Your goal
Those lines of the records that contain "datetime" are to be located and copied.

Supplied records below:

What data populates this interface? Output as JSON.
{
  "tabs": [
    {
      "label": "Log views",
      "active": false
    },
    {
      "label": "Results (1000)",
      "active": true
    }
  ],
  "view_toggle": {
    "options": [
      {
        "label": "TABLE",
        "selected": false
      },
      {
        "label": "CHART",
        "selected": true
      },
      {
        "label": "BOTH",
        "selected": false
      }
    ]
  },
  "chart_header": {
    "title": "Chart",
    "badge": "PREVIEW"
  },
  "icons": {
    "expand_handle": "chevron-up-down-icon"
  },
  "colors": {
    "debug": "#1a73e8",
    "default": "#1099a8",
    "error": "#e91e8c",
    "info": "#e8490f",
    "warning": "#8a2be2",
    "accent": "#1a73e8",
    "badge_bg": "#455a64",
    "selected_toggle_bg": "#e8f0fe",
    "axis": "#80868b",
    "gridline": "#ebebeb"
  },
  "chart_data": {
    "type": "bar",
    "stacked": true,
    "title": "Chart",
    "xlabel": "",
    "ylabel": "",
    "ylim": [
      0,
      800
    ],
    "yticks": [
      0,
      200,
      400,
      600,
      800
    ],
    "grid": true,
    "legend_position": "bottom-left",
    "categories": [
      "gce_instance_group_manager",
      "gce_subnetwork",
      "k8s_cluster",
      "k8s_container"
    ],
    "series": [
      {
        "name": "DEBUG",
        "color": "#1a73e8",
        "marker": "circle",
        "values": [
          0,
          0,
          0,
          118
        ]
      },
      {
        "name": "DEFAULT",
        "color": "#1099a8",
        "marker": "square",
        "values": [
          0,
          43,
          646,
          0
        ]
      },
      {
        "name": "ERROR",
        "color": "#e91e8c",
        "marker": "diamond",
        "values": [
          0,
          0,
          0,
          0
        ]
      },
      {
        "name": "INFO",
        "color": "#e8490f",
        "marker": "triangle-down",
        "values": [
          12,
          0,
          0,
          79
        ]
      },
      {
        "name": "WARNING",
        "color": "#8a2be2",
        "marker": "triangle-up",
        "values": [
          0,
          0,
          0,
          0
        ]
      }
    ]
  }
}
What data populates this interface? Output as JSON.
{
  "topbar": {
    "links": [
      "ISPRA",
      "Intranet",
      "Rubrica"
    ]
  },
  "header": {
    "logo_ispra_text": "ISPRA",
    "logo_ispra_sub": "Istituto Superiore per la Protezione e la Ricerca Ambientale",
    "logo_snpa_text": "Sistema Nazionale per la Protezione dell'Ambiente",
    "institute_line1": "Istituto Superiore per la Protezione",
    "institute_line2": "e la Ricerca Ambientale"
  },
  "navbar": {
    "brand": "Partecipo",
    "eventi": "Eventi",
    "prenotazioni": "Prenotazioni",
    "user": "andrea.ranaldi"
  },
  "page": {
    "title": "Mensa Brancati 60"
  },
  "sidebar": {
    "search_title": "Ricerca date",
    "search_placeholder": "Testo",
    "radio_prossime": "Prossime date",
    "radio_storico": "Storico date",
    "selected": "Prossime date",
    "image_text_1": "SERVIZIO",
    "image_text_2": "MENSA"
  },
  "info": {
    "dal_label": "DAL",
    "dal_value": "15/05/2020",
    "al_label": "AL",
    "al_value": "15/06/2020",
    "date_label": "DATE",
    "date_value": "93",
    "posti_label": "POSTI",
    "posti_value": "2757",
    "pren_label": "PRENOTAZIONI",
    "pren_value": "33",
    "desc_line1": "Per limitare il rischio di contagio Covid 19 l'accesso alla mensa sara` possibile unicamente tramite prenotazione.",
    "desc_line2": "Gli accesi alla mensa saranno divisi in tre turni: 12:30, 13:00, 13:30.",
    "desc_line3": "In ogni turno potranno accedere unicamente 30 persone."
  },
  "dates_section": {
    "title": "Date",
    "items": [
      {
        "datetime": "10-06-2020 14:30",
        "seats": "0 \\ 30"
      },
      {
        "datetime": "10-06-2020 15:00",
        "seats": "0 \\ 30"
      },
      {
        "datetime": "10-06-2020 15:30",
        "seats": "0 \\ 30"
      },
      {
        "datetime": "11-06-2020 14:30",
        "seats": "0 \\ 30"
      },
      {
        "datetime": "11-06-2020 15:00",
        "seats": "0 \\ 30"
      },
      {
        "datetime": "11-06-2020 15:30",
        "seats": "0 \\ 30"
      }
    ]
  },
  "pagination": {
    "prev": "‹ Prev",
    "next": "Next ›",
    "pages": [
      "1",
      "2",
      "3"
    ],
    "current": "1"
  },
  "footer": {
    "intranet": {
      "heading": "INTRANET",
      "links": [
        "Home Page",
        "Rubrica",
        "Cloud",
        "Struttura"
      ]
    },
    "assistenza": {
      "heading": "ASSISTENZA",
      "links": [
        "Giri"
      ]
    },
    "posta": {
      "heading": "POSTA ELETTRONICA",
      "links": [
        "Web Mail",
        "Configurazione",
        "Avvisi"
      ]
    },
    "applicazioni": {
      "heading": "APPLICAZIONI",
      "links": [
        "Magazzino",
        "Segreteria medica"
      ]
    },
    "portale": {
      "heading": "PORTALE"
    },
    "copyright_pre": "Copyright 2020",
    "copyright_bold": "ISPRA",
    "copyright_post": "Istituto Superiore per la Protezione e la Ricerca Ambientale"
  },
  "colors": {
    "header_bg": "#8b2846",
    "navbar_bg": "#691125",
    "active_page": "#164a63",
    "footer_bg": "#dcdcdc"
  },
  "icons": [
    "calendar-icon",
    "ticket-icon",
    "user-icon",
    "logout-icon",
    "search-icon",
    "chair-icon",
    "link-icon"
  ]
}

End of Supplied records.

Output for this task
        "datetime": "10-06-2020 14:30",
        "datetime": "10-06-2020 15:00",
        "datetime": "10-06-2020 15:30",
        "datetime": "11-06-2020 14:30",
        "datetime": "11-06-2020 15:00",
        "datetime": "11-06-2020 15:30",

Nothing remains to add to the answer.